> About this exercise
Your task is to copy each line of the material below that includes "Disk".

> Material for the task
◇ ◇ ◇ ◇ ◇

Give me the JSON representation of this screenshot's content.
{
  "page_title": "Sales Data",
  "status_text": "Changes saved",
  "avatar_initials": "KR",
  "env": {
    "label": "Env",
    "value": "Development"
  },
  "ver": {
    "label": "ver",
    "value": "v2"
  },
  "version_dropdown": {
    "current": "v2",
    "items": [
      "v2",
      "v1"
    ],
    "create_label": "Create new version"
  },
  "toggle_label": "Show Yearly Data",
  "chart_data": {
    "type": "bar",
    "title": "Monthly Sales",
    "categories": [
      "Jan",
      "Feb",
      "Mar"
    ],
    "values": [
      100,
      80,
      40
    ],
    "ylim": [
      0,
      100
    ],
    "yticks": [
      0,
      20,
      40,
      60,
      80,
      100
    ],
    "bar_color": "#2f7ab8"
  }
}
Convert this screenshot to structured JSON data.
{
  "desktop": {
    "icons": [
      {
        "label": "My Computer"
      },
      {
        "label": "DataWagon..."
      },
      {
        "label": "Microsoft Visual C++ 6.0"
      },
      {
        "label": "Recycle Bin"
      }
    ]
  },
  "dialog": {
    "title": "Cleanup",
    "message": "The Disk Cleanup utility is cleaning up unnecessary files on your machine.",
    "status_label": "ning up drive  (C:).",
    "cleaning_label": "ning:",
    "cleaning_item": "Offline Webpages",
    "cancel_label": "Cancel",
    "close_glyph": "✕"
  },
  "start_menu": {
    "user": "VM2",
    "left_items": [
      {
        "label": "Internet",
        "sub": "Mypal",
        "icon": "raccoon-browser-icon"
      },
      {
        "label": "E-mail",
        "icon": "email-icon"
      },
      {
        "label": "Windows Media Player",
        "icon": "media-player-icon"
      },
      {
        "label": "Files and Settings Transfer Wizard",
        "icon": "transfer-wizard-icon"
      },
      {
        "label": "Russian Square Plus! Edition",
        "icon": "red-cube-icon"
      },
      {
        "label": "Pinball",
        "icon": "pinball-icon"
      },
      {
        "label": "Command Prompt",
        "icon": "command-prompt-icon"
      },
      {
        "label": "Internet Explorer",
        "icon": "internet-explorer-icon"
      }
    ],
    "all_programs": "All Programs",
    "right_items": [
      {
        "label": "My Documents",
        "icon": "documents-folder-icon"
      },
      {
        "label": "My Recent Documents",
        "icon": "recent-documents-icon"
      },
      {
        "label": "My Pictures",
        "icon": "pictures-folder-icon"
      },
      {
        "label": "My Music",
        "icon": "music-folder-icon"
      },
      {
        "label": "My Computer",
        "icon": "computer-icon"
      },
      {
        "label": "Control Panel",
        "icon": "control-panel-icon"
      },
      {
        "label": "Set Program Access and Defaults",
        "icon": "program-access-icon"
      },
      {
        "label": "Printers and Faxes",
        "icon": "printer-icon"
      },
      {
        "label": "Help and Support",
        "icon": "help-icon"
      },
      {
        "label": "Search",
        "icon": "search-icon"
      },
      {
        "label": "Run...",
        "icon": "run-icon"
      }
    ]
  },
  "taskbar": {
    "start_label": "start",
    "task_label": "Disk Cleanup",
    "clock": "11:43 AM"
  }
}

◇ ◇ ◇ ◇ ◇

> Response area
    "message": "The Disk Cleanup utility is cleaning up unnecessary files on your machine.",
    "task_label": "Disk Cleanup",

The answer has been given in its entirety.